= Exercise objective =
Without including the pictures, copy each line below exactly as it reads.

**** Material for this task

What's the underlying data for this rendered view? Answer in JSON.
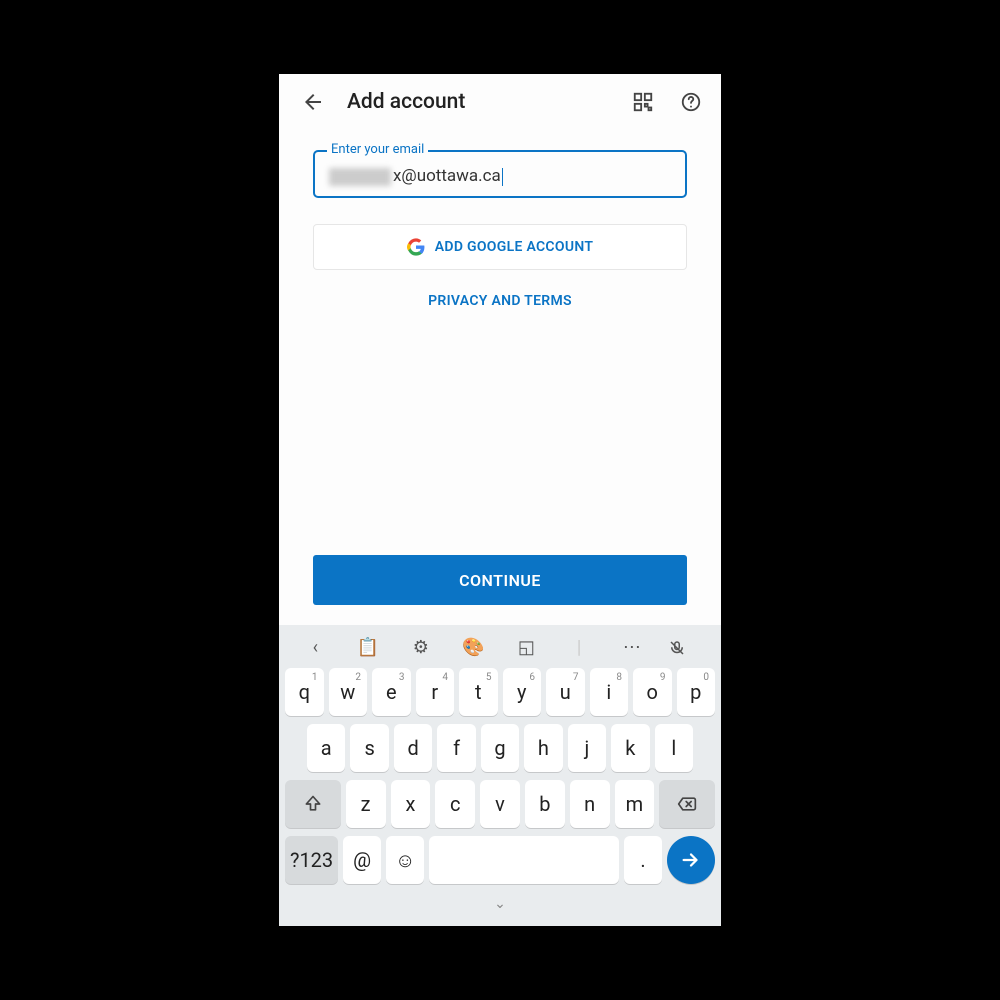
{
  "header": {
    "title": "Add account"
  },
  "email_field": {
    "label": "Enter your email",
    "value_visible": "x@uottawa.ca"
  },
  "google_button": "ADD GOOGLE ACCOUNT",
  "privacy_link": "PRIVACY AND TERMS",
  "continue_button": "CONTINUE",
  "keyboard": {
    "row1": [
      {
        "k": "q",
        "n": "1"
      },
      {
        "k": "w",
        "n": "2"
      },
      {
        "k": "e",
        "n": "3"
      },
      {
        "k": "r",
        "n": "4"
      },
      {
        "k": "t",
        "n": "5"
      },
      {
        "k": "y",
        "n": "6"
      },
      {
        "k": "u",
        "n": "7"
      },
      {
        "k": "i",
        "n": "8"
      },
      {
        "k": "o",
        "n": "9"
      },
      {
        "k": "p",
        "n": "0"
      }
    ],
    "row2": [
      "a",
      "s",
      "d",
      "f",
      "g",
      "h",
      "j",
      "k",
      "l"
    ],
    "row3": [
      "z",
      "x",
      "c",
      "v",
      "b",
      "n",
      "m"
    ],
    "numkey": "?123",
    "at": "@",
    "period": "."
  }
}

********

= Exercise response =
What's the underlying data for this rendered view? Answer in JSON.
{
  "header": {
    "title": "Add account"
  },
  "email_field": {
    "label": "Enter your email",
    "value_visible": "x@uottawa.ca"
  },
  "google_button": "ADD GOOGLE ACCOUNT",
  "privacy_link": "PRIVACY AND TERMS",
  "continue_button": "CONTINUE",
  "keyboard": {
    "row1": [
      {
        "k": "q",
        "n": "1"
      },
      {
        "k": "w",
        "n": "2"
      },
      {
        "k": "e",
        "n": "3"
      },
      {
        "k": "r",
        "n": "4"
      },
      {
        "k": "t",
        "n": "5"
      },
      {
        "k": "y",
        "n": "6"
      },
      {
        "k": "u",
        "n": "7"
      },
      {
        "k": "i",
        "n": "8"
      },
      {
        "k": "o",
        "n": "9"
      },
      {
        "k": "p",
        "n": "0"
      }
    ],
    "row2": [
      "a",
      "s",
      "d",
      "f",
      "g",
      "h",
      "j",
      "k",
      "l"
    ],
    "row3": [
      "z",
      "x",
      "c",
      "v",
      "b",
      "n",
      "m"
    ],
    "numkey": "?123",
    "at": "@",
    "period": "."
  }
}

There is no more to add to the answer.